It’s clear that 3D printing technology has significant value on Earth for creating equipment and items, but its importance is amplified in the context of space exploration. In space, cargo ships for the International Space Station take significant time and resources to prepare, making the ability to print objects on-demand all the more valuable.
Thanks to 3D printing technology, astronauts on the International Space Station will have the ability to create equipment that can assist them in their duties, especially in emergency situations or when certain tools malfunction. While the instruments used on the ISS are thoroughly tested and must meet strict safety standards, the ability to print equipment on-demand can provide an added level of preparedness and minimize the risk of errors.
When International Space Station Commander Barry Wilmore needed a wrench, NASA had a solution in mind. They used 3D printing technology to create the wrench, first printing a sample of the ratchet wrench on Earth from the same 3D printer and then printing it again in space during a four-hour period, with 104 layers deposited. The design file was then sent to the ISS using contemporary communication technology, making this the first time an object was both designed on Earth and printed in space using 3D printing technology.
According to NASA, this tool will be brought back to Earth for testing and comparison with others that have been printed on Earth. The International Space Station is the only area in space where 3D printing technology may be tested in order to develop it and determine the differences for use in future plans. In space, such as Mars.
This is what happened later, as NASA discovered that the 3D printer that uses FDM technology works well in the absence of gravity, as there were no significant differences or obvious problems between the samples printed on Earth and in space, but NASA is now investigating how the microgravity environment may benefit how objects are designed and built-in space for parts that cannot be made on Earth. The printer created one item that would be incredibly difficult to create on the ground due to gravity’s droop.

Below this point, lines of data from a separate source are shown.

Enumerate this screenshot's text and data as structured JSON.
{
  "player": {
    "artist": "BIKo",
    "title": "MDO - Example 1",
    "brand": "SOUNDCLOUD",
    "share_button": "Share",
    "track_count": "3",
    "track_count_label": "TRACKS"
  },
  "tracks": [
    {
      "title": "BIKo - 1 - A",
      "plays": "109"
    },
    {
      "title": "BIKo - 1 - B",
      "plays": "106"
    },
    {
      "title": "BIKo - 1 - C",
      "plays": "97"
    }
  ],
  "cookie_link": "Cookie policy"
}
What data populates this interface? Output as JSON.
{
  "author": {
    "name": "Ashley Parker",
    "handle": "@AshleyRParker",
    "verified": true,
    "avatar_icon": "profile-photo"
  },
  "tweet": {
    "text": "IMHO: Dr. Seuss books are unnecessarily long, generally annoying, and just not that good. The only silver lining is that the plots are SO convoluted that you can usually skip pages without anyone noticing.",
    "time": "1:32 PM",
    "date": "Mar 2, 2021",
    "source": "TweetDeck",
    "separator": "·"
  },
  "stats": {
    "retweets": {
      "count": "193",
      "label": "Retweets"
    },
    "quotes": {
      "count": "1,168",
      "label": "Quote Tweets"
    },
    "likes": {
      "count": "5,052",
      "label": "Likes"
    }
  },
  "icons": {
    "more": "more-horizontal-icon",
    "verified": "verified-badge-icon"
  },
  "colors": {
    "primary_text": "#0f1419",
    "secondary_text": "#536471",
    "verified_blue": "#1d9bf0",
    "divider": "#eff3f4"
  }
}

NASA’s official website offers the file in STL format for printing. This unique piece is available for download, printing, and use by anybody. Consider printing a NASA design that has been rigorously tested to ensure its suitability for usage in space. It truly is a fantastic thing. You may get the file from here.
They also offer a Multi-Purpose Precision Maintenance Tool, which has a variety of useful tools that enable an astronaut to execute their work with comfort and convenience. The various-sized drives at the top allow the user to connect sockets. Wrenches of various sizes are arranged in the middle, allowing fewer wrenches to be transported to the job site. On the left is a precision measuring tool along with wire gauges and a single-edged wire stripper.

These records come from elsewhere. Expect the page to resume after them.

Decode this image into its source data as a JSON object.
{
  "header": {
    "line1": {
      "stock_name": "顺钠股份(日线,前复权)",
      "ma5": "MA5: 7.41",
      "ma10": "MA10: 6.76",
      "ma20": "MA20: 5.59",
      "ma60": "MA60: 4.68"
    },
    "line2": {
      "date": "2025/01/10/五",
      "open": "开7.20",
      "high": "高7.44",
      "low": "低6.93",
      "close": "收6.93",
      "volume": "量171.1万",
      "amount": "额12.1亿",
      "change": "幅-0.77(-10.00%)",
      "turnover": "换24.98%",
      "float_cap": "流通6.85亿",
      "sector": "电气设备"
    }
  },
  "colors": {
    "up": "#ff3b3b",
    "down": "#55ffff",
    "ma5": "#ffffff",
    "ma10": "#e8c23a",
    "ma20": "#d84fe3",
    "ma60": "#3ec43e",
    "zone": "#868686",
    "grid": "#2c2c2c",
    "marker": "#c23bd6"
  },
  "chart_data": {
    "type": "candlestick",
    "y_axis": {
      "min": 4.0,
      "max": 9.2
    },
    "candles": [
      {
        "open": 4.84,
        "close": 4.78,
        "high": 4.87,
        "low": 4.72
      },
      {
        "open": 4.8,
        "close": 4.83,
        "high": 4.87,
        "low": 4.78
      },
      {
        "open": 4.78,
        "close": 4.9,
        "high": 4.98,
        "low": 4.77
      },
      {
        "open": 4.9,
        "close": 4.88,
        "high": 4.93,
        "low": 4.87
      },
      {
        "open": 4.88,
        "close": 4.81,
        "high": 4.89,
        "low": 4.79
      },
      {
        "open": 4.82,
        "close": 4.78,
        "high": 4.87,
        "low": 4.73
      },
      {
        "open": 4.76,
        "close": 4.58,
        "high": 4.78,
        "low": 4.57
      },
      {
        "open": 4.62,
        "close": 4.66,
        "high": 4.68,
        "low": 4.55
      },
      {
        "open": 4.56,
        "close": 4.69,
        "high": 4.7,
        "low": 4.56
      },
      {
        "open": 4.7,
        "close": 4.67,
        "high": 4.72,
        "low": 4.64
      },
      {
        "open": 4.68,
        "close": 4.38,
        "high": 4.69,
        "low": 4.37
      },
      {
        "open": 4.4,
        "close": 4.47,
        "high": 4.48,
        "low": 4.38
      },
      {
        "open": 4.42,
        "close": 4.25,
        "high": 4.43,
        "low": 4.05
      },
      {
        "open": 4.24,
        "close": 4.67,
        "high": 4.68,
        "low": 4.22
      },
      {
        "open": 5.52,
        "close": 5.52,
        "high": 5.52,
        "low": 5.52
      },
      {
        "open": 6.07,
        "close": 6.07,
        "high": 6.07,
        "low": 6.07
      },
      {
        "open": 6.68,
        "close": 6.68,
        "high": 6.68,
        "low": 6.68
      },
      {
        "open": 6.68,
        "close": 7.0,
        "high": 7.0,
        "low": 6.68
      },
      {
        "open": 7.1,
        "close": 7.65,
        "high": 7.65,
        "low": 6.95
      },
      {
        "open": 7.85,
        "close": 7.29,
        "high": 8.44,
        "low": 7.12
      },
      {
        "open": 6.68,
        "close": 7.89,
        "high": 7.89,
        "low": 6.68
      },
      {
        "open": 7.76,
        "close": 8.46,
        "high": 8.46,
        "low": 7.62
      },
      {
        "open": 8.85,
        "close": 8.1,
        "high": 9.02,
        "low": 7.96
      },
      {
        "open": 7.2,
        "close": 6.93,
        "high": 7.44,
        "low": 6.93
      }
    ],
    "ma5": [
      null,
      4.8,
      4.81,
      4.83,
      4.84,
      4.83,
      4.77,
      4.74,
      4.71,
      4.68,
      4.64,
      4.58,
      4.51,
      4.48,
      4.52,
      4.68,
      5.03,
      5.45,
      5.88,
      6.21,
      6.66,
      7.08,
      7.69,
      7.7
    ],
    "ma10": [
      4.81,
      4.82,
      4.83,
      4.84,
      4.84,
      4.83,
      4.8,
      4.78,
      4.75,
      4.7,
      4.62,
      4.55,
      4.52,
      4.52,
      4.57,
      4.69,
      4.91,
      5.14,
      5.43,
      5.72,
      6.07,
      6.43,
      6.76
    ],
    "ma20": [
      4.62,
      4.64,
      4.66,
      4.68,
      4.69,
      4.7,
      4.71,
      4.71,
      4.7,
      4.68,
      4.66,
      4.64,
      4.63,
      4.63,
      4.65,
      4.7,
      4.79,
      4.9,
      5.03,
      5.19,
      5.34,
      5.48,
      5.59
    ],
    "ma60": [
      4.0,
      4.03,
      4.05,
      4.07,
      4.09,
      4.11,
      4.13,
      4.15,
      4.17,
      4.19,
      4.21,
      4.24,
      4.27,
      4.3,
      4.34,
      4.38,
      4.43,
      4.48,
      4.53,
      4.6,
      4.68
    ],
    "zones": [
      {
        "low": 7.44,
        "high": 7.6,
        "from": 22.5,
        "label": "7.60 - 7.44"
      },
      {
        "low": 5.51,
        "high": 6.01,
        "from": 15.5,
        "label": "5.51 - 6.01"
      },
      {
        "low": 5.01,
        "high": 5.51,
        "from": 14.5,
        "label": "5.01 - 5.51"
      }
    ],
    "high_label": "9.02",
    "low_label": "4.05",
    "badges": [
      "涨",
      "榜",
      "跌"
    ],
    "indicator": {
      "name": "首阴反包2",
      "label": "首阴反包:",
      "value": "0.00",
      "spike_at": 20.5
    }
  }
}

In the center is an outline for Velcro to be applied allowing an easy storage around the station. A circular hole in the bottom center allows for a clip to be used as well. On the right, and ergonomic grip is built into the tool with ridges for better grasp, lastly a pry bar is built into the ergonomic grip for ease of access.
It is a tool intended for astronauts on the International Space Station that is appropriate for and compatible with their work there.
You can also get it in STL format by clicking here:
Because the International Space Station contains some plastic waste, and the 3D printer requires a filament with specific specifications in order to use it in the manufacture of models and samples, NASA has found a solution to both problems at the same time, reducing the need to send the filament into space while also recycling it beneficially. It is a gadget designed by Tethers Unlimited, and it was first used there in February 2019.
Currently, NASA intends to employ 3D printers to manufacture metals or plastic materials with qualities comparable to metal that will serve the purpose, because the majority of the items needed in space are made of metal.
In terms of the first 3D printed object in space, NASA astronaut Barry “Butch” Wilmore, commander of Expedition 42 onboard the International Space Station, installed the printer on November 17, 2014, and executed the first print for a calibration test.
Based on the print test findings, the ground control team issued orders on November 20 to re-align the printer and perform a second calibration test. These tests proved that the printer was ready for production. The first created item was a front panel for the extruder casing, which was supplied by the printer’s ground control units on November 24. This demonstrated that the printer was capable of producing parts for itself.
You may download this piece, try it out for yourself, and share it with your friends along with other things from here:
NASA also has a library of excellent designs for vehicles, satellites, and space equipment that are ready for 3D printing on its official website. You may see them from here and get a one-of-a-kind experience.